*** Opening of Records shown ***

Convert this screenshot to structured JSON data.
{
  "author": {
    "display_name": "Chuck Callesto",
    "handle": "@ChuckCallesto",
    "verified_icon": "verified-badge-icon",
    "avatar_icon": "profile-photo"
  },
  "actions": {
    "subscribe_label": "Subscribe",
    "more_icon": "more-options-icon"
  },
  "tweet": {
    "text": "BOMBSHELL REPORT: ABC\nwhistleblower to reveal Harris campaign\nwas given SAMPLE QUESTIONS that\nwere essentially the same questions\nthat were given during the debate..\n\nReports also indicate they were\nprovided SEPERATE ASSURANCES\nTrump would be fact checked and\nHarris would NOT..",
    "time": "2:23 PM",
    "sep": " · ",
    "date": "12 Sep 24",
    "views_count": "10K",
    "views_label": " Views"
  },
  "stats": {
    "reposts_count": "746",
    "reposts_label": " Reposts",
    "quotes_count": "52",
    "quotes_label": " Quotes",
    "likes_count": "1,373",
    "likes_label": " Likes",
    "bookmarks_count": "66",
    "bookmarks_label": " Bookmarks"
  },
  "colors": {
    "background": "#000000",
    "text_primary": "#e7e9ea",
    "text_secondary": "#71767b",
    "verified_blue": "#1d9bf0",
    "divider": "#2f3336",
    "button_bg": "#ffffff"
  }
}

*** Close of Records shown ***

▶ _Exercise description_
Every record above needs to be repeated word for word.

▶ _Result for this exercise_
Convert this screenshot to structured JSON data.
{
  "author": {
    "display_name": "Chuck Callesto",
    "handle": "@ChuckCallesto",
    "verified_icon": "verified-badge-icon",
    "avatar_icon": "profile-photo"
  },
  "actions": {
    "subscribe_label": "Subscribe",
    "more_icon": "more-options-icon"
  },
  "tweet": {
    "text": "BOMBSHELL REPORT: ABC\nwhistleblower to reveal Harris campaign\nwas given SAMPLE QUESTIONS that\nwere essentially the same questions\nthat were given during the debate..\n\nReports also indicate they were\nprovided SEPERATE ASSURANCES\nTrump would be fact checked and\nHarris would NOT..",
    "time": "2:23 PM",
    "sep": " · ",
    "date": "12 Sep 24",
    "views_count": "10K",
    "views_label": " Views"
  },
  "stats": {
    "reposts_count": "746",
    "reposts_label": " Reposts",
    "quotes_count": "52",
    "quotes_label": " Quotes",
    "likes_count": "1,373",
    "likes_label": " Likes",
    "bookmarks_count": "66",
    "bookmarks_label": " Bookmarks"
  },
  "colors": {
    "background": "#000000",
    "text_primary": "#e7e9ea",
    "text_secondary": "#71767b",
    "verified_blue": "#1d9bf0",
    "divider": "#2f3336",
    "button_bg": "#ffffff"
  }
}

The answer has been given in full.